### PROMPT
Show all lines of the entries in which the word "JSON" is found.

Data about app and page elements:
================================

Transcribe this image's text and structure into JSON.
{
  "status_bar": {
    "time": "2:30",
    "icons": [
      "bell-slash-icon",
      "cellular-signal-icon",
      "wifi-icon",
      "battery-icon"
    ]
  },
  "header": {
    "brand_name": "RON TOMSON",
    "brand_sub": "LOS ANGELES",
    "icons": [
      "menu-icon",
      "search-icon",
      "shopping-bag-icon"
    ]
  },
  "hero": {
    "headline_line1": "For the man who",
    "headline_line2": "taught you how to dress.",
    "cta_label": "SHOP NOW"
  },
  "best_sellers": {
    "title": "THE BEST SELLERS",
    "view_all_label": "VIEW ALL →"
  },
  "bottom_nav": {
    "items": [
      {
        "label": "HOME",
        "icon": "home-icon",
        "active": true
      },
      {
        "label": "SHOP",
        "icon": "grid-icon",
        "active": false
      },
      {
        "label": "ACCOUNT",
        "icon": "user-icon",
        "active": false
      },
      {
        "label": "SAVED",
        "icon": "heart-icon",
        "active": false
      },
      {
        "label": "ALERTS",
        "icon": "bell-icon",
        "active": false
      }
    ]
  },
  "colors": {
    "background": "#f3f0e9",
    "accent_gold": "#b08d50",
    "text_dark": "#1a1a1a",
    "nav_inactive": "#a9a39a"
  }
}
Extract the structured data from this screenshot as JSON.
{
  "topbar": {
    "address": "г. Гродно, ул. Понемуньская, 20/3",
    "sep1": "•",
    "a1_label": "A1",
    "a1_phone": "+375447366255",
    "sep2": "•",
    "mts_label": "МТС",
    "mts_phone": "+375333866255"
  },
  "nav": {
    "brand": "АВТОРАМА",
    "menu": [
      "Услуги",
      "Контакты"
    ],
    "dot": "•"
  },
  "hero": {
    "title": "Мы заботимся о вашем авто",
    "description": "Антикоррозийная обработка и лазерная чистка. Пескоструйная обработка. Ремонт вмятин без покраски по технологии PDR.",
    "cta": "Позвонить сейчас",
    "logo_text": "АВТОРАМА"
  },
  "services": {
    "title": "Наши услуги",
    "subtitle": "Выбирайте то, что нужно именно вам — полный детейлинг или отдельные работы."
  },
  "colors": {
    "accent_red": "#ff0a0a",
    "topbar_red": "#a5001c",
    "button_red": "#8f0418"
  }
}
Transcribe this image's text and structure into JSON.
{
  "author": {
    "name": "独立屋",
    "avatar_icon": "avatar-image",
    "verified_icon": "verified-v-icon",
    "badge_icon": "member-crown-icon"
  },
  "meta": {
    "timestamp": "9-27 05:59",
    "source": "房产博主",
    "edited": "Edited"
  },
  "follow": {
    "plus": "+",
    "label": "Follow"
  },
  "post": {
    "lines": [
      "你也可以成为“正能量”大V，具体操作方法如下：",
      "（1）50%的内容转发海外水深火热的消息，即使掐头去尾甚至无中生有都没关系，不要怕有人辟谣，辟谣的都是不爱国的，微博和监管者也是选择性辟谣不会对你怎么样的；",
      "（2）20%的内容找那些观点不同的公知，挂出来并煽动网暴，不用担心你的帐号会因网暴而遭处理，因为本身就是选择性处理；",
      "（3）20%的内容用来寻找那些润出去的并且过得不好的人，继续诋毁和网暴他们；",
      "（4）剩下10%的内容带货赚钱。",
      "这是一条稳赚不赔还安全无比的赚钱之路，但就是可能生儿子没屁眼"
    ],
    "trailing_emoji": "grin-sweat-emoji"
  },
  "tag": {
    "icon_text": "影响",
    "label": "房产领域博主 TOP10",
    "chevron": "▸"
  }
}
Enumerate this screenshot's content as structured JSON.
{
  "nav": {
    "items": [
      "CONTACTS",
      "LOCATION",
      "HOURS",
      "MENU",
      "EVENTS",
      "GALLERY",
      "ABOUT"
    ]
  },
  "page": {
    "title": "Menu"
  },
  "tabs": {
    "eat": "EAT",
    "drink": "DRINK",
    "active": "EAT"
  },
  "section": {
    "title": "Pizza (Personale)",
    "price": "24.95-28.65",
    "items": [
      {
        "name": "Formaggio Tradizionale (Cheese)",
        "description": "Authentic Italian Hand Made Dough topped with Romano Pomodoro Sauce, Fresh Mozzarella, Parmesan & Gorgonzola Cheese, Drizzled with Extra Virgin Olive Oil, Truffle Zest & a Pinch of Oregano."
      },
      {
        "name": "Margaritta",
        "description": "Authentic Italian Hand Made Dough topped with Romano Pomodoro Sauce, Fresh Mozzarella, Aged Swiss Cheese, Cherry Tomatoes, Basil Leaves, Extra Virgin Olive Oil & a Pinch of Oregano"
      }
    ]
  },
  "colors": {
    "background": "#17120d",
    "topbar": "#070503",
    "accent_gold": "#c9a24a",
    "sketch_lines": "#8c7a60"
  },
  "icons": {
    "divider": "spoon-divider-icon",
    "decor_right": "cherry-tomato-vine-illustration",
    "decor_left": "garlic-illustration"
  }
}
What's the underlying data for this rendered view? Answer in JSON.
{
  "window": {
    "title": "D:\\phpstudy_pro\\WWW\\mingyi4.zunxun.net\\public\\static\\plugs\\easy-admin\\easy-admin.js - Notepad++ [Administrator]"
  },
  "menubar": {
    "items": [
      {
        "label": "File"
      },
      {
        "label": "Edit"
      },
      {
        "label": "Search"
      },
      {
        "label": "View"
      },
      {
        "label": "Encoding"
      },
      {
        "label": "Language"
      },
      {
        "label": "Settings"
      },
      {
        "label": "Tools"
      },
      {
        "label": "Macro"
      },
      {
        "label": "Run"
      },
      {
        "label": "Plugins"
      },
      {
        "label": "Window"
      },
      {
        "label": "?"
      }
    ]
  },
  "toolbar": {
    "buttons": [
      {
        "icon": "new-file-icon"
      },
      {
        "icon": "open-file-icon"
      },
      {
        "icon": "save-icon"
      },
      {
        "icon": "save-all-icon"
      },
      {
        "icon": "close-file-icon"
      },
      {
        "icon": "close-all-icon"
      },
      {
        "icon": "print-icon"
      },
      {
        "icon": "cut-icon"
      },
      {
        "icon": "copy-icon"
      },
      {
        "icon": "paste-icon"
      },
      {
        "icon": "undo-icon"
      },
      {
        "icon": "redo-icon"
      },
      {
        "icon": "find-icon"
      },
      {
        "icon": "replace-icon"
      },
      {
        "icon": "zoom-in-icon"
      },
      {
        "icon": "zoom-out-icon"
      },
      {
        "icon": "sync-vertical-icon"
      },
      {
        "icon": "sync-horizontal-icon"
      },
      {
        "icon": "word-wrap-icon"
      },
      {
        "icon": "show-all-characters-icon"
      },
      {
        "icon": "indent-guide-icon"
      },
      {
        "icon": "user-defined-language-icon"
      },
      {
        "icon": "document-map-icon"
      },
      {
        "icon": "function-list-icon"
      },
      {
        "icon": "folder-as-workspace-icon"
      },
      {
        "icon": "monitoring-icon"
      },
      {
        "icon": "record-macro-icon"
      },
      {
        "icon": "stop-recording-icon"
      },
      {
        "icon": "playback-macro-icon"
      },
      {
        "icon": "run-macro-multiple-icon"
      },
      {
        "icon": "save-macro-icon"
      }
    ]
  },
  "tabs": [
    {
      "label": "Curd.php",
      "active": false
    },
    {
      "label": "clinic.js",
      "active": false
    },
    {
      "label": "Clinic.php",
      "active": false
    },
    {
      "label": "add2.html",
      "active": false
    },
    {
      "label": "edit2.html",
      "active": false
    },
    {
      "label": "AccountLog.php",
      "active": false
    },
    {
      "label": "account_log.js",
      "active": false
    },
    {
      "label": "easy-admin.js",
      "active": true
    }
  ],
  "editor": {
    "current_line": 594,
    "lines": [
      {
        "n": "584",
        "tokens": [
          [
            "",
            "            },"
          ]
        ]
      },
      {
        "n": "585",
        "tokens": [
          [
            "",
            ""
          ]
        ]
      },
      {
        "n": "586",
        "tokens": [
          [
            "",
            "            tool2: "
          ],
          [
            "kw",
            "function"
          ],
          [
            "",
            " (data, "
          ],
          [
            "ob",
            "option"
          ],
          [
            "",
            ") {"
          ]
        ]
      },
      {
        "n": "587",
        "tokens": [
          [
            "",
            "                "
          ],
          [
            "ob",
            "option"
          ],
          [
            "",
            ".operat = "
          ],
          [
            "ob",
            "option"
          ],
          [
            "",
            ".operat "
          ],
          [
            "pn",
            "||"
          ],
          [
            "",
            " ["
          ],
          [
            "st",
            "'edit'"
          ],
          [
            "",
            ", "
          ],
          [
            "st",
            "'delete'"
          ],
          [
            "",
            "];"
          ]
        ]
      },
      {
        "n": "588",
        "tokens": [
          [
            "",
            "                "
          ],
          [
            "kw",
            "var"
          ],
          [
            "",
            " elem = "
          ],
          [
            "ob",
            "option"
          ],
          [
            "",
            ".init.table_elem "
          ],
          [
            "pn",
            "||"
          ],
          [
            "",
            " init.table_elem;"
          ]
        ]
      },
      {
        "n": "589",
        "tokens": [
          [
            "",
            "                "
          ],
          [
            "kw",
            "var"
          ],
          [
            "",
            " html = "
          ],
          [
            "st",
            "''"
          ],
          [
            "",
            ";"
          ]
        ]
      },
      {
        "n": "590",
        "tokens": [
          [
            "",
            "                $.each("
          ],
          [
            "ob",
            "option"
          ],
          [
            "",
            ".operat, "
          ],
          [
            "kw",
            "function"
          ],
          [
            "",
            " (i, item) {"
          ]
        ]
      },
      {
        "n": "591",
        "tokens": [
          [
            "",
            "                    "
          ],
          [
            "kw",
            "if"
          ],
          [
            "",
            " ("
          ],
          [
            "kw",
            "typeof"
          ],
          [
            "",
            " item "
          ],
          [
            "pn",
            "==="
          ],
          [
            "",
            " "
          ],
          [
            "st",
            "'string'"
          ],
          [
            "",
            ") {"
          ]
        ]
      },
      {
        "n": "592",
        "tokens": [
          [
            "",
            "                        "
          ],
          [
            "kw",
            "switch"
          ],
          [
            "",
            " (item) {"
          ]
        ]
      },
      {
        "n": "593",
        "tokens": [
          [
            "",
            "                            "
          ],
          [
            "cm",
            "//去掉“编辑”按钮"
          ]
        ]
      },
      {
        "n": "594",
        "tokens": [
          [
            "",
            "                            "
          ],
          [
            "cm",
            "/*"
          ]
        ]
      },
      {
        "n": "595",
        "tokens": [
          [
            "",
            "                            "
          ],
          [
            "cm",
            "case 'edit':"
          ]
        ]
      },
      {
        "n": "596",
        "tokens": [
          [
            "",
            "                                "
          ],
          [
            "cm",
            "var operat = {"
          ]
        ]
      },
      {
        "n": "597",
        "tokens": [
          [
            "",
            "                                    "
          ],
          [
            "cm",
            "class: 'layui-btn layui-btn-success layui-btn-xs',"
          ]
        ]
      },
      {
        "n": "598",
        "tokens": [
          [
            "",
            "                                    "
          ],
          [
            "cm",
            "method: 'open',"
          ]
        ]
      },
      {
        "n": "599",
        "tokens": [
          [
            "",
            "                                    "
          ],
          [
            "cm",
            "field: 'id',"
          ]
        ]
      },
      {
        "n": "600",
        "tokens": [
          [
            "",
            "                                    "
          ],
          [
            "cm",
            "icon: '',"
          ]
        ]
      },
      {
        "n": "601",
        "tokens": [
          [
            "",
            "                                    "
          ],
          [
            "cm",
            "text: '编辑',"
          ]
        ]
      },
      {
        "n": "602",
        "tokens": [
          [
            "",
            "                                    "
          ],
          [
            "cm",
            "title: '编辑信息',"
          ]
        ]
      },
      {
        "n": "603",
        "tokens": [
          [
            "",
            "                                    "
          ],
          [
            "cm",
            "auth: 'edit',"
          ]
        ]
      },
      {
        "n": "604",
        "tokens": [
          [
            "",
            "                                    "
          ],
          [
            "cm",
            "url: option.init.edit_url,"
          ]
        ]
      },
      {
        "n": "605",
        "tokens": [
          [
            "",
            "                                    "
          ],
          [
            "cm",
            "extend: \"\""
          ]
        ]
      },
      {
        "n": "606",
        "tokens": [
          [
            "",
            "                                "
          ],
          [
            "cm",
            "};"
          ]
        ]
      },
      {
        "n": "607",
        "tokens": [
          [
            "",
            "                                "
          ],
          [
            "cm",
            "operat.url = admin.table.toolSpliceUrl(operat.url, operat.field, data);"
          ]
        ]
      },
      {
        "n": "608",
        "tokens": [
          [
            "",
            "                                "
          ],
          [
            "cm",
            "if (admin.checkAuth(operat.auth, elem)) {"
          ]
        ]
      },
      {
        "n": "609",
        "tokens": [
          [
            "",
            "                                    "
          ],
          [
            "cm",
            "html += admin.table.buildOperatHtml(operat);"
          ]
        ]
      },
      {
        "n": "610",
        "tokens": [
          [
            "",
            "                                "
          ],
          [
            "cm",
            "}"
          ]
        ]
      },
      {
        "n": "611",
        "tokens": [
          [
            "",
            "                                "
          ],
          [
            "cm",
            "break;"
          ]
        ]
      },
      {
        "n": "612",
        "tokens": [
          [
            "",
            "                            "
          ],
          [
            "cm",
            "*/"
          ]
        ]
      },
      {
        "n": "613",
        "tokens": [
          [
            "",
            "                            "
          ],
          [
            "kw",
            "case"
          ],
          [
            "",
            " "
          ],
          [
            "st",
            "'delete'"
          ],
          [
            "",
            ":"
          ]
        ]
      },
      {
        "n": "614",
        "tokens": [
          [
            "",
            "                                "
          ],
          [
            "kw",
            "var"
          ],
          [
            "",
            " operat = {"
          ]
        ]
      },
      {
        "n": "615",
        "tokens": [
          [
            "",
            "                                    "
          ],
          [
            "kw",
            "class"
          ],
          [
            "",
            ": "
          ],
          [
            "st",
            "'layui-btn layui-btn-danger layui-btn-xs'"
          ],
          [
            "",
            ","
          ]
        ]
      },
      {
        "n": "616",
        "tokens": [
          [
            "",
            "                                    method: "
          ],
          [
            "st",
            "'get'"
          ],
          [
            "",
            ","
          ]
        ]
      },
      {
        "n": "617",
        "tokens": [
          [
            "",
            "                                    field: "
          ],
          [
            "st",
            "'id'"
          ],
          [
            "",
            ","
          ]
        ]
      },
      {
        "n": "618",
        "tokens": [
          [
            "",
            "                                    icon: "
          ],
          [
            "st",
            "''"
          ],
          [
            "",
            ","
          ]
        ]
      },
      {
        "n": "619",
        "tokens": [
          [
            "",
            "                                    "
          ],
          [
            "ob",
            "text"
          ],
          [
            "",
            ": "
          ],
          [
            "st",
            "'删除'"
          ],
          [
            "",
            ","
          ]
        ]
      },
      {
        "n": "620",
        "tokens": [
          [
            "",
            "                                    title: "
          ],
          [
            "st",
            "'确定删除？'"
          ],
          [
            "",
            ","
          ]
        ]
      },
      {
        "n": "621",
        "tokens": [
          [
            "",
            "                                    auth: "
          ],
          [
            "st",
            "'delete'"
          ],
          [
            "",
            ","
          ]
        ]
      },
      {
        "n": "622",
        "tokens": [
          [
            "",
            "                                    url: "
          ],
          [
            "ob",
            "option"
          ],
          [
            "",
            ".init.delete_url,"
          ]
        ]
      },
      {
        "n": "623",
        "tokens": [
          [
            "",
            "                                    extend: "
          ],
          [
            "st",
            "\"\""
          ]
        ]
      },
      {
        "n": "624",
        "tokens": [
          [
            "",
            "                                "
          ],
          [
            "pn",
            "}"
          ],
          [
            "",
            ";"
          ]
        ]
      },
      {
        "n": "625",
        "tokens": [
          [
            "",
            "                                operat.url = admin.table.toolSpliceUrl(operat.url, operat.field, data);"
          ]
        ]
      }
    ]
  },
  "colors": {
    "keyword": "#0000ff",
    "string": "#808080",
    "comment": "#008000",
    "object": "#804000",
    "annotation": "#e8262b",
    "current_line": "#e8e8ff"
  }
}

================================

### EXERCISE RESPONSE
Transcribe this image's text and structure into JSON.
Extract the structured data from this screenshot as JSON.
Transcribe this image's text and structure into JSON.
Enumerate this screenshot's content as structured JSON.
What's the underlying data for this rendered view? Answer in JSON.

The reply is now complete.